The original Two-Minute Rule technique was created by author David Allen who discussed the method in his popular book, Getting Things Done. Heimbigner has been using it for the past year and his life has been transformed as a result. Before even beginning his work day, Heimbigner takes 15-30 minutes in the morning to look over his to-do list for the day. He then asks himself four different questions before approaching each task.
The 2 Minute Rule! The general productivity consensus is if a task takes less than two minutes to complete, finish it immediately. pic.twitter.com/fa11iEdxKp— All Pro Media (@allpromedia) August 30, 2017
The first question to consider is whether or not the item at hand can be accomplished in two minutes or less. If it can, he goes ahead and completes it right then and there. This is a great way to knock out some of the smaller tasks right away and make the list seem a little shorter and more manageable. When looking at the remaining tasks, he asks himself if they are truly his responsibility or someone else’s. If they really belong on someone else’s agenda, he delegates them.
The next question is perhaps the simplest, he asks himself if the task is truly important. If it is not, he deletes it. Finally, when looking at the items he has left, he schedules when he will complete each one based on how time-consuming he expects it to be.
Heimbigner uses this technique when dealing with everything from emails to phone calls and even sorting through paperwork.

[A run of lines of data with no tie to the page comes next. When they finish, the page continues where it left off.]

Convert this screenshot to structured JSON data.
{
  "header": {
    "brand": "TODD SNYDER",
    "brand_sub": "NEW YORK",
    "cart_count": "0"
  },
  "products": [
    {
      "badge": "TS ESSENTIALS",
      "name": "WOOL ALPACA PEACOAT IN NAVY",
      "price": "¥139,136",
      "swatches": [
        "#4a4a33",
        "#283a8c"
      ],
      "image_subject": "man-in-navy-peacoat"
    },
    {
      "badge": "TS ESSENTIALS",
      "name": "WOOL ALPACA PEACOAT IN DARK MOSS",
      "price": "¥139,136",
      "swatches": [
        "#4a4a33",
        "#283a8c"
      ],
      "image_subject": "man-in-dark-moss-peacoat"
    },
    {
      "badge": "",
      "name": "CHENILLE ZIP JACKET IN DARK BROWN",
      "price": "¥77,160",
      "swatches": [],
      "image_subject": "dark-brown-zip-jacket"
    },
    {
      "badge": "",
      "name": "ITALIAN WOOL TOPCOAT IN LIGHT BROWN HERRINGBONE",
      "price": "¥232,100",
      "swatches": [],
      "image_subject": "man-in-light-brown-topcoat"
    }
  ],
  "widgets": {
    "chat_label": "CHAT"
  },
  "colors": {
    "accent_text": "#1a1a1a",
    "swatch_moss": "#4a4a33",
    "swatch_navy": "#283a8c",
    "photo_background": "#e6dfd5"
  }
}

“It really helps me move from one task to the next very quickly. Most phone calls don’t last longer than 2 minutes unless it’s going to be very in-depth, and if it’s going to be in-depth, I schedule that another time. I really feel like I can move through the rest of the day without these urgent fires taking over me.”